Kostelanska, Marta, Hajslova, Jana, Zachariasova, Milena, Malachova, Alexandra, Kalachova, Kamila, Poustka, Jan, Fiala, Jaromir, Scott, Peter M., Berthiller, Franz, Krska, Rudolf
Journal of agricultural and food chemistry 2009 v.57 no.8 pp. 3187-3194
deoxynivalenol, glucosides, food contamination, beers, malt, malting barley
Since deoxynivalenol (DON), the main representative of Fusarium toxic secondary metabolites, is a relatively common natural contaminant in barley, its traces can be detected in many commercial beers. Our previous study reporting for the first time the occurrence of relatively high levels of DON-3-glucoside (DON-3-Glc) in malt and beer prepared from relatively “clean” barley (semiscale experimental conditions) induced a follow-up investigation focused on this DON conjugate in commercial beers.
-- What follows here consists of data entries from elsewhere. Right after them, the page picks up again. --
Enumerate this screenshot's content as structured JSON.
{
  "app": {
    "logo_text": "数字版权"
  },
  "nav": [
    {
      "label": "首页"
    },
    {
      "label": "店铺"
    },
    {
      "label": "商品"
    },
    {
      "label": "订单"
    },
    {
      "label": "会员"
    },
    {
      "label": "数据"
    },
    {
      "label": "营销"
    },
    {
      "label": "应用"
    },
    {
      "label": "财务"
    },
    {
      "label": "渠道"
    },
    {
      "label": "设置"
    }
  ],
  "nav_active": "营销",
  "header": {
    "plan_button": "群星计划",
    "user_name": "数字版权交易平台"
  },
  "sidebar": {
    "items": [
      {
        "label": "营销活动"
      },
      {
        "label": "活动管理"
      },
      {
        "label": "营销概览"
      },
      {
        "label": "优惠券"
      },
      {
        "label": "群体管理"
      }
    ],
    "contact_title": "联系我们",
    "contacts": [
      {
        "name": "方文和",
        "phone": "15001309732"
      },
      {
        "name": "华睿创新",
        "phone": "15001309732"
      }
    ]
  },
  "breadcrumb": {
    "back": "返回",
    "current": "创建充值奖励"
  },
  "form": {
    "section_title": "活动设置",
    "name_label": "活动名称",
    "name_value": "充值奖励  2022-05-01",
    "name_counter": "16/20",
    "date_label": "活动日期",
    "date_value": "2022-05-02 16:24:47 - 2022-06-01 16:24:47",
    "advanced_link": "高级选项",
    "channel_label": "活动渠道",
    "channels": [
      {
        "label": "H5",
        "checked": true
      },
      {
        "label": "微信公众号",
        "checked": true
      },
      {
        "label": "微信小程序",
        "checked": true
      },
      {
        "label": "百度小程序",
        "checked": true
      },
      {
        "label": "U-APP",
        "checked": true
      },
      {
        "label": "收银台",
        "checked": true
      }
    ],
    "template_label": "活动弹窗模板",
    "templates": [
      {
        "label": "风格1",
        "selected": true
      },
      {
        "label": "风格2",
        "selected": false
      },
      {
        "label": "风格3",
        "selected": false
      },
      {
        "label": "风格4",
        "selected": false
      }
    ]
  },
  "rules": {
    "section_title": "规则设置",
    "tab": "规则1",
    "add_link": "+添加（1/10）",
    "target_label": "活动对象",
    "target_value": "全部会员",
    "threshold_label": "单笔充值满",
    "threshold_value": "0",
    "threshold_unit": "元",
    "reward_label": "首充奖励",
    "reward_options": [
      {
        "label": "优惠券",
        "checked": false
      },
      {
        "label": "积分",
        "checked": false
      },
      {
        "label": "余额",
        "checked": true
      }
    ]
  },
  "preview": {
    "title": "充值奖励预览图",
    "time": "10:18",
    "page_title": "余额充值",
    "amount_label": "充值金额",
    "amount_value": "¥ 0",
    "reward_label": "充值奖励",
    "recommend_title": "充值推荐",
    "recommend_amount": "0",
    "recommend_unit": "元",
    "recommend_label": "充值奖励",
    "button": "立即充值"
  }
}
The current survey involving in total 176 beers, representing different brands, and collected at various markets, has documented a ubiquitous occurrence of DON-3-Glc in this product. Its levels even exceeded that of free DON in some samples; the highest level found was 37 μg/L. In addition to glucosylated DON, its acetylated forms (ADONs) were also common contaminants in most of the beers. Generally, stronger beers (higher alcohol content) tended to contain higher levels of DON and its conjugates. No distinct relationship between the contamination of malt and beer was observed in samples collected from several breweries. Attention was also paid to comparison of data on malts obtained by LC-MS/MS and ELISA DON-dedicated kits. The latter provided apparently higher levels of DON, the most distinct difference being observed for malts processed at higher temperatures (caramel and roasted malts). The nature of this phenomenon has not yet been explained; in addition to cross-reacting species, other factors, such as the higher content of dark pigment, can also be the cause.